* Work order *
Please copy each line in the records below that contains the string "icon".

── Provided records ──

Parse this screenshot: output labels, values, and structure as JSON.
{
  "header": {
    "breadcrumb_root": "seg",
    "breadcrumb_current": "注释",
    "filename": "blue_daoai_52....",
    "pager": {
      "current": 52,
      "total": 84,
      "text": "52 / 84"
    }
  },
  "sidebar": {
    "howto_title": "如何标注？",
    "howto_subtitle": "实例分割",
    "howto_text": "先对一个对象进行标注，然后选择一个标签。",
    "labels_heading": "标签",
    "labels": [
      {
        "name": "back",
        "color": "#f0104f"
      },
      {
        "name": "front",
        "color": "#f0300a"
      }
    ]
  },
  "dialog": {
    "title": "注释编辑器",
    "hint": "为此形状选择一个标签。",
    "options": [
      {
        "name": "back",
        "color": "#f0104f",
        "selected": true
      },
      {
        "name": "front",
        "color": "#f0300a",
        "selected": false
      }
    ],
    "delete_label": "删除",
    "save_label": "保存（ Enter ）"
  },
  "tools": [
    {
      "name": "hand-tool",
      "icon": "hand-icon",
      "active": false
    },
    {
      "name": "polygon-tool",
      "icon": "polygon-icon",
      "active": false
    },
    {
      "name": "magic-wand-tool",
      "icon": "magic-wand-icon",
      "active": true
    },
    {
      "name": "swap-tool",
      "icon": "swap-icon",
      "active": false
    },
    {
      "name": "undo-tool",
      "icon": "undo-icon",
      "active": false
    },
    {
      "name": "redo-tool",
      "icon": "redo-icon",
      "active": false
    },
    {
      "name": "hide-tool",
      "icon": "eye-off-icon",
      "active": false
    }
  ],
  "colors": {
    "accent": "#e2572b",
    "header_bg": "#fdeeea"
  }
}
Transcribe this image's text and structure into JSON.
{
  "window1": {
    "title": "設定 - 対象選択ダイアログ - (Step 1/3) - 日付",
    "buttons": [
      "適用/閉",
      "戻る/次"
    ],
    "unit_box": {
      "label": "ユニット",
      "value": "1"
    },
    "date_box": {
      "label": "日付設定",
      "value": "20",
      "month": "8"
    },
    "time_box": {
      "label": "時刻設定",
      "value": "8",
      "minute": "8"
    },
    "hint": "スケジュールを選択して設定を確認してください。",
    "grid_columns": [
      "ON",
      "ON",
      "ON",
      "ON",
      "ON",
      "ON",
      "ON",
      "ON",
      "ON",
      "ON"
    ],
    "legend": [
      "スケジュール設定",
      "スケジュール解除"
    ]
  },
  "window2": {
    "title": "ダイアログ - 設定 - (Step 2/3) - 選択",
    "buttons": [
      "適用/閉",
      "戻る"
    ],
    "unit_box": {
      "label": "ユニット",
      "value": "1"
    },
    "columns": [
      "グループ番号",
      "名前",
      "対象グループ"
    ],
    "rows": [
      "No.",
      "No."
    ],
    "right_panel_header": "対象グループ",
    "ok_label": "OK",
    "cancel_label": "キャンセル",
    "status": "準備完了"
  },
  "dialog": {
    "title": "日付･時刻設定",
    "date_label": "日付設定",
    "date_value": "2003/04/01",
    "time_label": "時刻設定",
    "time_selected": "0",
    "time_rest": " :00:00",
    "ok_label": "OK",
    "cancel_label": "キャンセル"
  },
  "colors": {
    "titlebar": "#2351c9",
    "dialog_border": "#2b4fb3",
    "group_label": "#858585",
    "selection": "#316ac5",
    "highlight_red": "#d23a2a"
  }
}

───

* Written solution *
      "icon": "hand-icon",
      "icon": "polygon-icon",
      "icon": "magic-wand-icon",
      "icon": "swap-icon",
      "icon": "undo-icon",
      "icon": "redo-icon",
      "icon": "eye-off-icon",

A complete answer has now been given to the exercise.